**Exercise brief**
The response should be a precise copy of every entry.

**Interface dataset entries**
++++++

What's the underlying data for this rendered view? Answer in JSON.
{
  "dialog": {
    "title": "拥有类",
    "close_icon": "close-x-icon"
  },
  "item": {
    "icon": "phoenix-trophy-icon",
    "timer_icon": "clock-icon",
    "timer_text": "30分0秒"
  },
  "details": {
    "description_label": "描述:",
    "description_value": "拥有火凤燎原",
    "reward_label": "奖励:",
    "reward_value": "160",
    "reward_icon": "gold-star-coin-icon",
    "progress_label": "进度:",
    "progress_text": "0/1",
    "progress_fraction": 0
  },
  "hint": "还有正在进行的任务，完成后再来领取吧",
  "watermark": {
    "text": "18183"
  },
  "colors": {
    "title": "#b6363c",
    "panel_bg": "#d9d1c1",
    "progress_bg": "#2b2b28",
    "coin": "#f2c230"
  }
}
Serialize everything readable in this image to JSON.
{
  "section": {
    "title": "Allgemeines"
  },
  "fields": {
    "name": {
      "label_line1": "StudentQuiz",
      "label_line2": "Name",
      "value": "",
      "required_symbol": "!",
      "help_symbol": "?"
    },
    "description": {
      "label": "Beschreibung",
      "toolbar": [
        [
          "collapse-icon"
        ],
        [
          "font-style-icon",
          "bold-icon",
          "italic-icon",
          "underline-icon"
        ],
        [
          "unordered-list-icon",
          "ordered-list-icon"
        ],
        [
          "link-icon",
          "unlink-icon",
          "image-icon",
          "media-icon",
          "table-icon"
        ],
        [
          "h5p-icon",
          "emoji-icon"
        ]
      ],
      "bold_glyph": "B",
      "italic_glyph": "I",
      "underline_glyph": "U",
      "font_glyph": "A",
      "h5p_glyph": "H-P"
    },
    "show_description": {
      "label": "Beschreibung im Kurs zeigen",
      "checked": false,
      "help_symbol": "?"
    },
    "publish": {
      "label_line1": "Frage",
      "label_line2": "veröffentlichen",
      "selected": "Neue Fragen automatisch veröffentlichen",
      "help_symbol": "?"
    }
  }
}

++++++

**Exercise solution**
What's the underlying data for this rendered view? Answer in JSON.
{
  "dialog": {
    "title": "拥有类",
    "close_icon": "close-x-icon"
  },
  "item": {
    "icon": "phoenix-trophy-icon",
    "timer_icon": "clock-icon",
    "timer_text": "30分0秒"
  },
  "details": {
    "description_label": "描述:",
    "description_value": "拥有火凤燎原",
    "reward_label": "奖励:",
    "reward_value": "160",
    "reward_icon": "gold-star-coin-icon",
    "progress_label": "进度:",
    "progress_text": "0/1",
    "progress_fraction": 0
  },
  "hint": "还有正在进行的任务，完成后再来领取吧",
  "watermark": {
    "text": "18183"
  },
  "colors": {
    "title": "#b6363c",
    "panel_bg": "#d9d1c1",
    "progress_bg": "#2b2b28",
    "coin": "#f2c230"
  }
}
Serialize everything readable in this image to JSON.
{
  "section": {
    "title": "Allgemeines"
  },
  "fields": {
    "name": {
      "label_line1": "StudentQuiz",
      "label_line2": "Name",
      "value": "",
      "required_symbol": "!",
      "help_symbol": "?"
    },
    "description": {
      "label": "Beschreibung",
      "toolbar": [
        [
          "collapse-icon"
        ],
        [
          "font-style-icon",
          "bold-icon",
          "italic-icon",
          "underline-icon"
        ],
        [
          "unordered-list-icon",
          "ordered-list-icon"
        ],
        [
          "link-icon",
          "unlink-icon",
          "image-icon",
          "media-icon",
          "table-icon"
        ],
        [
          "h5p-icon",
          "emoji-icon"
        ]
      ],
      "bold_glyph": "B",
      "italic_glyph": "I",
      "underline_glyph": "U",
      "font_glyph": "A",
      "h5p_glyph": "H-P"
    },
    "show_description": {
      "label": "Beschreibung im Kurs zeigen",
      "checked": false,
      "help_symbol": "?"
    },
    "publish": {
      "label_line1": "Frage",
      "label_line2": "veröffentlichen",
      "selected": "Neue Fragen automatisch veröffentlichen",
      "help_symbol": "?"
    }
  }
}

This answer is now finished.